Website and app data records

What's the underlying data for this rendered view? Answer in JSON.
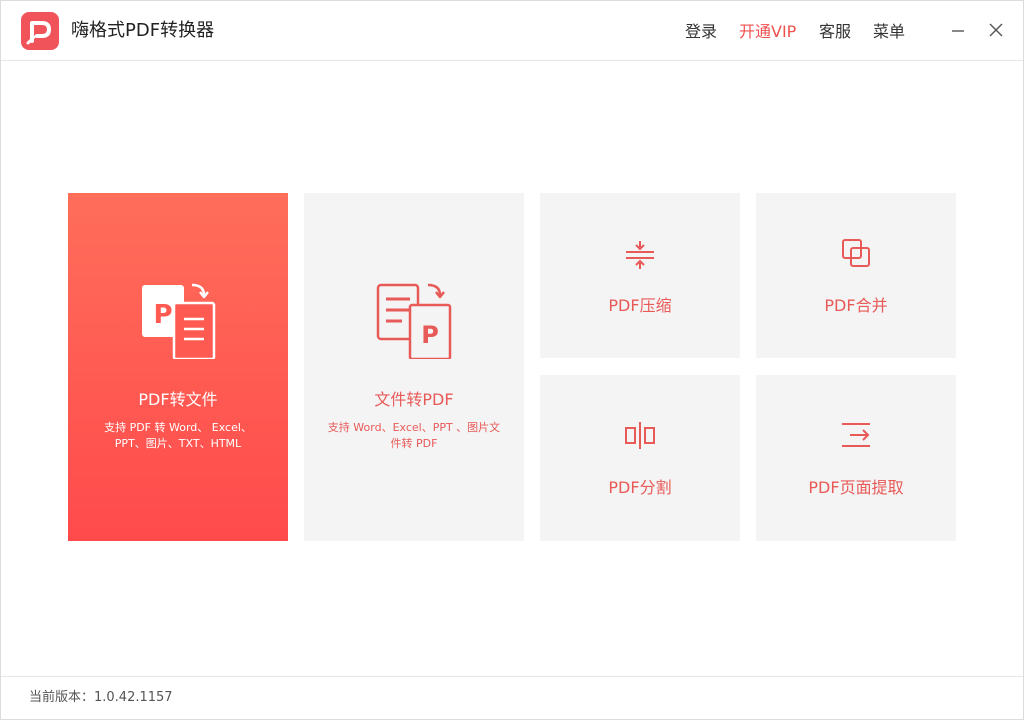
{
  "app": {
    "title": "嗨格式PDF转换器",
    "logo_icon": "pdf-logo-icon",
    "accent_color": "#ef5050"
  },
  "header": {
    "nav": [
      {
        "label": "登录"
      },
      {
        "label": "开通VIP"
      },
      {
        "label": "客服"
      },
      {
        "label": "菜单"
      }
    ],
    "minimize_icon": "minimize-icon",
    "close_icon": "close-icon"
  },
  "cards": {
    "pdf_to_file": {
      "title": "PDF转文件",
      "desc_line1": "支持 PDF 转 Word、 Excel、",
      "desc_line2": "PPT、图片、TXT、HTML",
      "icon": "pdf-to-file-icon"
    },
    "file_to_pdf": {
      "title": "文件转PDF",
      "desc_line1": "支持 Word、Excel、PPT 、图片文",
      "desc_line2": "件转 PDF",
      "icon": "file-to-pdf-icon"
    },
    "compress": {
      "title": "PDF压缩",
      "icon": "compress-icon"
    },
    "merge": {
      "title": "PDF合并",
      "icon": "merge-icon"
    },
    "split": {
      "title": "PDF分割",
      "icon": "split-icon"
    },
    "extract": {
      "title": "PDF页面提取",
      "icon": "extract-icon"
    }
  },
  "footer": {
    "version_text": "当前版本：1.0.42.1157"
  }
}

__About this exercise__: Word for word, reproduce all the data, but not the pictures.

__Output below__:
What's the underlying data for this rendered view? Answer in JSON.
{
  "app": {
    "title": "嗨格式PDF转换器",
    "logo_icon": "pdf-logo-icon",
    "accent_color": "#ef5050"
  },
  "header": {
    "nav": [
      {
        "label": "登录"
      },
      {
        "label": "开通VIP"
      },
      {
        "label": "客服"
      },
      {
        "label": "菜单"
      }
    ],
    "minimize_icon": "minimize-icon",
    "close_icon": "close-icon"
  },
  "cards": {
    "pdf_to_file": {
      "title": "PDF转文件",
      "desc_line1": "支持 PDF 转 Word、 Excel、",
      "desc_line2": "PPT、图片、TXT、HTML",
      "icon": "pdf-to-file-icon"
    },
    "file_to_pdf": {
      "title": "文件转PDF",
      "desc_line1": "支持 Word、Excel、PPT 、图片文",
      "desc_line2": "件转 PDF",
      "icon": "file-to-pdf-icon"
    },
    "compress": {
      "title": "PDF压缩",
      "icon": "compress-icon"
    },
    "merge": {
      "title": "PDF合并",
      "icon": "merge-icon"
    },
    "split": {
      "title": "PDF分割",
      "icon": "split-icon"
    },
    "extract": {
      "title": "PDF页面提取",
      "icon": "extract-icon"
    }
  },
  "footer": {
    "version_text": "当前版本：1.0.42.1157"
  }
}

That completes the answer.